• _Task statement_: The task calls for each line of the records below in which the word "true" appears.

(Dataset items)

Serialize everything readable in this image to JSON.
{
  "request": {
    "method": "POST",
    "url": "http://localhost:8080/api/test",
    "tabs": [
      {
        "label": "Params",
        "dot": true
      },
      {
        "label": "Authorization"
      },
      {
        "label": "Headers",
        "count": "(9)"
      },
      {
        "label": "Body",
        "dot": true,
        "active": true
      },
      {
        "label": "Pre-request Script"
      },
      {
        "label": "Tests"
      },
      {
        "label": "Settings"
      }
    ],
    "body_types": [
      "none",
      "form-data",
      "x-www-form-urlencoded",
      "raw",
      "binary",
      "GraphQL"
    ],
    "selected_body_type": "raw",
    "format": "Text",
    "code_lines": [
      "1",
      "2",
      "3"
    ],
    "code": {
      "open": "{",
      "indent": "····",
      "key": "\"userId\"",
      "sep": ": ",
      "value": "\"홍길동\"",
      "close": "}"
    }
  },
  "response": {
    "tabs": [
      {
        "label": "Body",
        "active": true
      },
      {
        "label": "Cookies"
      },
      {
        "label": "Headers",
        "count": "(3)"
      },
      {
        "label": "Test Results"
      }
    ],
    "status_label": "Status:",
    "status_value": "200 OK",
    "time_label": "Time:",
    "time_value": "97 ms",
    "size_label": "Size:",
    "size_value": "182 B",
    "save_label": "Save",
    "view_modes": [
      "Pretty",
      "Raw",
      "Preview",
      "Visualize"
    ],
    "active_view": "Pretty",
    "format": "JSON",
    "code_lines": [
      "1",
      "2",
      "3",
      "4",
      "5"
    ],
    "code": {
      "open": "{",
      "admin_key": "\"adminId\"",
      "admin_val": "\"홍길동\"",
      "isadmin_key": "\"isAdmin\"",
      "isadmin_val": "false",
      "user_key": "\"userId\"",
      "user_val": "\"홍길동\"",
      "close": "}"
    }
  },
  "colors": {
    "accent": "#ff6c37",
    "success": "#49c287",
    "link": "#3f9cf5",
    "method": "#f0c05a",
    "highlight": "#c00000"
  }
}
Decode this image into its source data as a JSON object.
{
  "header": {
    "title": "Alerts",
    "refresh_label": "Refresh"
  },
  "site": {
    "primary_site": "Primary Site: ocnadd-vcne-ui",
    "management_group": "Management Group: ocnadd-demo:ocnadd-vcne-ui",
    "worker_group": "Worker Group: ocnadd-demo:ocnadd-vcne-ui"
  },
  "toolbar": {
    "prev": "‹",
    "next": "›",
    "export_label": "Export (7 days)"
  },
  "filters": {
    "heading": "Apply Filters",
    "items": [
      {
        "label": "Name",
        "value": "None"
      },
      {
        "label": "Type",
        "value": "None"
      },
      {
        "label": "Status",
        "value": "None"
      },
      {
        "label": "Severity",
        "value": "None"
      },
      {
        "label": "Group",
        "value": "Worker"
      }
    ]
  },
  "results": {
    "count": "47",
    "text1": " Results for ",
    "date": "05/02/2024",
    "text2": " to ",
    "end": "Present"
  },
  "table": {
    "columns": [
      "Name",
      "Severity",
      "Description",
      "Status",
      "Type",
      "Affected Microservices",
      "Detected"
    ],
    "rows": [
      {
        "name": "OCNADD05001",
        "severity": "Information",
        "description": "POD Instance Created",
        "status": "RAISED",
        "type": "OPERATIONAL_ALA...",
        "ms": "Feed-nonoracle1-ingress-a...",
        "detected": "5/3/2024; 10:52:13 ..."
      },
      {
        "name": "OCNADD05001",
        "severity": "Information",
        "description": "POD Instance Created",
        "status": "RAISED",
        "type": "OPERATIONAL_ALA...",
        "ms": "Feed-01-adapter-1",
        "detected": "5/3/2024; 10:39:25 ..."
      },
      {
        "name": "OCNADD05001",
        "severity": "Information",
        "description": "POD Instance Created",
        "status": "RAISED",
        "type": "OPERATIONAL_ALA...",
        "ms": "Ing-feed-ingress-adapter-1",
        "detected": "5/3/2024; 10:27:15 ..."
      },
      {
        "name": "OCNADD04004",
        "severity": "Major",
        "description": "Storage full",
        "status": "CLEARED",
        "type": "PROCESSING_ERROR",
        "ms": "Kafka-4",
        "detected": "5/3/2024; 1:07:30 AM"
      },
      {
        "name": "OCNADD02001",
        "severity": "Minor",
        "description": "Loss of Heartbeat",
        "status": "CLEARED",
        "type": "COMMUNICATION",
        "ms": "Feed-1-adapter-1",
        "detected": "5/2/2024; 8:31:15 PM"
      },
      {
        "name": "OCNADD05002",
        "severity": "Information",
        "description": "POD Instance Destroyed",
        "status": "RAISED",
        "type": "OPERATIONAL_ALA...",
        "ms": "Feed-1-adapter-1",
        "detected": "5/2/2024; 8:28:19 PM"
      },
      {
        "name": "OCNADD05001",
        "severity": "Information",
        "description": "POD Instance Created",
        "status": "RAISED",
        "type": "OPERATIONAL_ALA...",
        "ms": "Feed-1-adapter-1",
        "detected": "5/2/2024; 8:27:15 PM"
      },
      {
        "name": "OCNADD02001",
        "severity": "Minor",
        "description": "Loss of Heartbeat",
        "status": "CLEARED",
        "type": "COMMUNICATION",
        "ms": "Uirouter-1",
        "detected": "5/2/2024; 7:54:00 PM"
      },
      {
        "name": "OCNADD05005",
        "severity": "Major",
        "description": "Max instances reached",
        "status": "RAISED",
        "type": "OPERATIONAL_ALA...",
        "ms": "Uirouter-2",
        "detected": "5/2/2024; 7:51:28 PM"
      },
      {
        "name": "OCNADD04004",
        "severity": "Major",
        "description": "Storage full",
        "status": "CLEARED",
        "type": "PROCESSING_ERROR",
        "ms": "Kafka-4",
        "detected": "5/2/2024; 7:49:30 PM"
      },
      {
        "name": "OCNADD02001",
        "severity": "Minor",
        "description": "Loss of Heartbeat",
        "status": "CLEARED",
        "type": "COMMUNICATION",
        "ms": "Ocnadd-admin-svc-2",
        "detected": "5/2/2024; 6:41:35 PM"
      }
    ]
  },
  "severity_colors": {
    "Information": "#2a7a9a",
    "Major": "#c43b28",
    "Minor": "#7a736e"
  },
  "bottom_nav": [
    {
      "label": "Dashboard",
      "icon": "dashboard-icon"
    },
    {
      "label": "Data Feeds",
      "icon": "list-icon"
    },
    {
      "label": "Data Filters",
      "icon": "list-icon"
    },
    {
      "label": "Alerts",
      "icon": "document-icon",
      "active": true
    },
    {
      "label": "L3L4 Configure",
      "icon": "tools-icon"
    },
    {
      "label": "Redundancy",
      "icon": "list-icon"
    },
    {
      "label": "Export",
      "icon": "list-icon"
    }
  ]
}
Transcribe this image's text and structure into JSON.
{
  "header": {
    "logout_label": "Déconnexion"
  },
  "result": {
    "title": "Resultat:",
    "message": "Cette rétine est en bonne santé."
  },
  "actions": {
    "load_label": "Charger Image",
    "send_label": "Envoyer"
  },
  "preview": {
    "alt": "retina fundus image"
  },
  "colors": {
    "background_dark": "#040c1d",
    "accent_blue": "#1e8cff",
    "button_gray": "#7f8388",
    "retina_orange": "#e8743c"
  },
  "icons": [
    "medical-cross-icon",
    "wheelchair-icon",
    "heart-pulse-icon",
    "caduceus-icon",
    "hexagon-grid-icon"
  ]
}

• _Answer for the task_:
        "dot": true
        "dot": true,
        "active": true
        "active": true
      "active": true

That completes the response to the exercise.